Social media has taken an extremely large role in all of our lives, but there are many issue with it, mainly with the way that we consume content. Infinite scrolling, for one, makes it very frictionless for us to keep browsing, and so we end up staying longer on a site even if we aren't getting much benefit anymore. Other sites like facebook will constantly give you different content if you refresh, keeping you reading. These sites also end up becoming an echo chamber either through automatic content recommendations, or through the people that you follow, you only really hear opinions from those that you agree with.
In addition, with misinformation at an all time high, we need to encourage others to research into topics that they're unfamiliar with or want to learn more about. Browser serves as an alternative content delivery platform that seeks to solve these issues.
What it does

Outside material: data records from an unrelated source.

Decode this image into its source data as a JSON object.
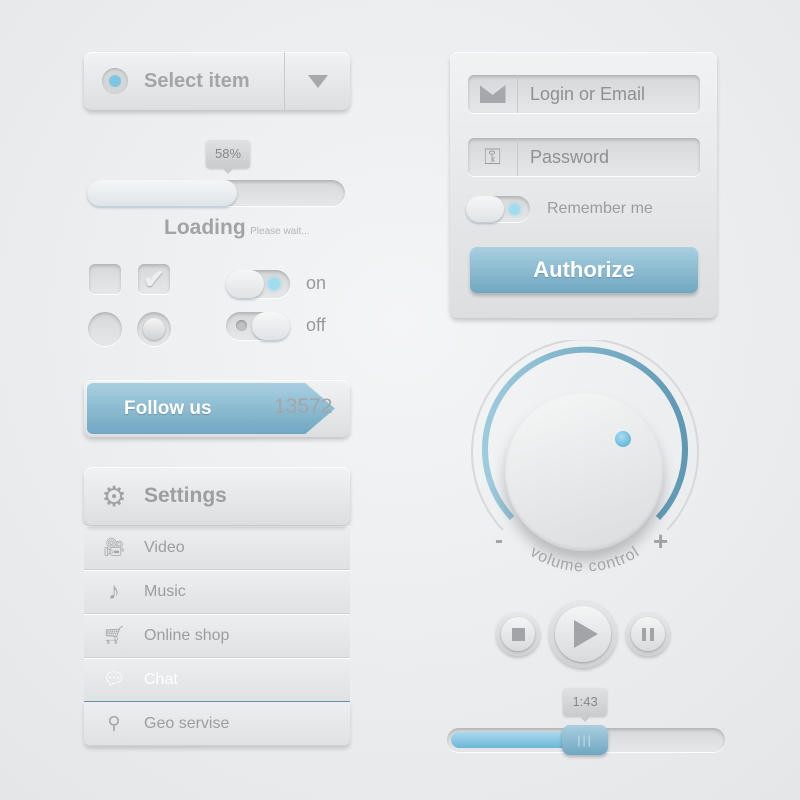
{
  "select": {
    "label": "Select item",
    "icon": "chevron-down-icon"
  },
  "progress": {
    "percent": 58,
    "label": "58%",
    "title": "Loading",
    "subtitle": "Please wait..."
  },
  "checkboxes": [
    {
      "checked": false
    },
    {
      "checked": true
    }
  ],
  "radios": [
    {
      "selected": false
    },
    {
      "selected": true
    }
  ],
  "toggles": [
    {
      "label": "on",
      "state": true
    },
    {
      "label": "off",
      "state": false
    }
  ],
  "follow": {
    "label": "Follow us",
    "count": "13572"
  },
  "settings": {
    "title": "Settings",
    "items": [
      {
        "label": "Video",
        "icon": "video-camera-icon"
      },
      {
        "label": "Music",
        "icon": "music-note-icon"
      },
      {
        "label": "Online shop",
        "icon": "cart-icon"
      },
      {
        "label": "Chat",
        "icon": "chat-icon",
        "active": true
      },
      {
        "label": "Geo servise",
        "icon": "map-pin-icon"
      }
    ]
  },
  "login": {
    "email_placeholder": "Login or Email",
    "password_placeholder": "Password",
    "remember_label": "Remember me",
    "remember": true,
    "submit": "Authorize"
  },
  "volume": {
    "label": "volume control",
    "minus": "-",
    "plus": "+"
  },
  "player": {
    "time": "1:43",
    "position_percent": 45
  },
  "colors": {
    "accent": "#7fb5cd",
    "accent_dark": "#5f9ab6",
    "led": "#6fc3e6"
  }
}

You can enter a topic that you're interested in, or choose for a list of trending topics. In this case, the source for posts is Twitter. As opposed to the traditional infinite scrolling of other social media platforms, Browsr displays posts in pages, which discourages long periods of browsing. In addition, posts for topics are cached, so refreshing will give you the same set of posts (though the website does randomize the order). These posts may then be updated periodically.
To encourage a consumption of a wide range of opinions, posts are labeled with the polarity of each post, and the website curates posts to cover a wide range of opinions in a wide range of sentiments. The level polarity is shown clearly to the user (but which side it's on is hidden) through a red glow, which allows the user to seek out more or less extreme opinions, but prevents the user from picking sides. But, polar comments aren't always valuable to conversation, so Browsr automatically filters out toxic comments.
In addition, to encourage researching, the website makes it as easy as possible by allowing the user to simply select a keyword that they'd like to learn more about and press control+q to add it to their list. They can also press the "plus" button to use the machine learning algorithm to automatically extract the interesting keywords out of a post. They then can enter how much time they have and be presented with a curated list of articles that match their interests. The website extracts the most valuable information through both traditional heuristics like article length and only using major news sources and machine learning based algorithms like subjective language detection and automatic text summarization.
How I built it
The website is hosted with Python and Flask. Redis was used to task queuing. Tweepy is used to interface with the twitter API, and much of the natural language processing is done through the TextBlob library. The toxic comment classification is done through a deep learning model called a Bidirectional LSTM. The LSTM was used as it has been shown to be powerful in processing time series data. A bidirectional LSTM processes the text in both a left to right and right to left fashion, giving it a wider range of context. A major part of this deep learning model are the text embeddings. A method is needed to convert the words, which are sparse categorical variables, to dense, less high dimensional vectors. Embeddings train a mapping from the categorical variables to dense vectors. Pretrained embeddings are embeddings that have already been trained on another task, so they already have meaning. The embeddings used in this project is a concatenation of the fasttext crawl vectors and Stanford's GloVe embeddings. The model was trained on the Jigsaw toxic comment dataset, which contains ~200000 comments.
Challenges I ran into
Building a fluid interface that incorporated all of the backend processing was difficult, so I needed to spend a significant portion of time developing that. The twitter API also has significant limits, especially in terms of rate-limiting.
Accomplishments that I'm proud of
The polarity curation worked much better than I expected. The interface that integrates it also works much more smoothly than I expected.
What I learned
I strengthened my skills in web development, especially in working with the backend processing.
What's next for Browsr
I want to fine tune some of the natural language processing algorithms used in this website.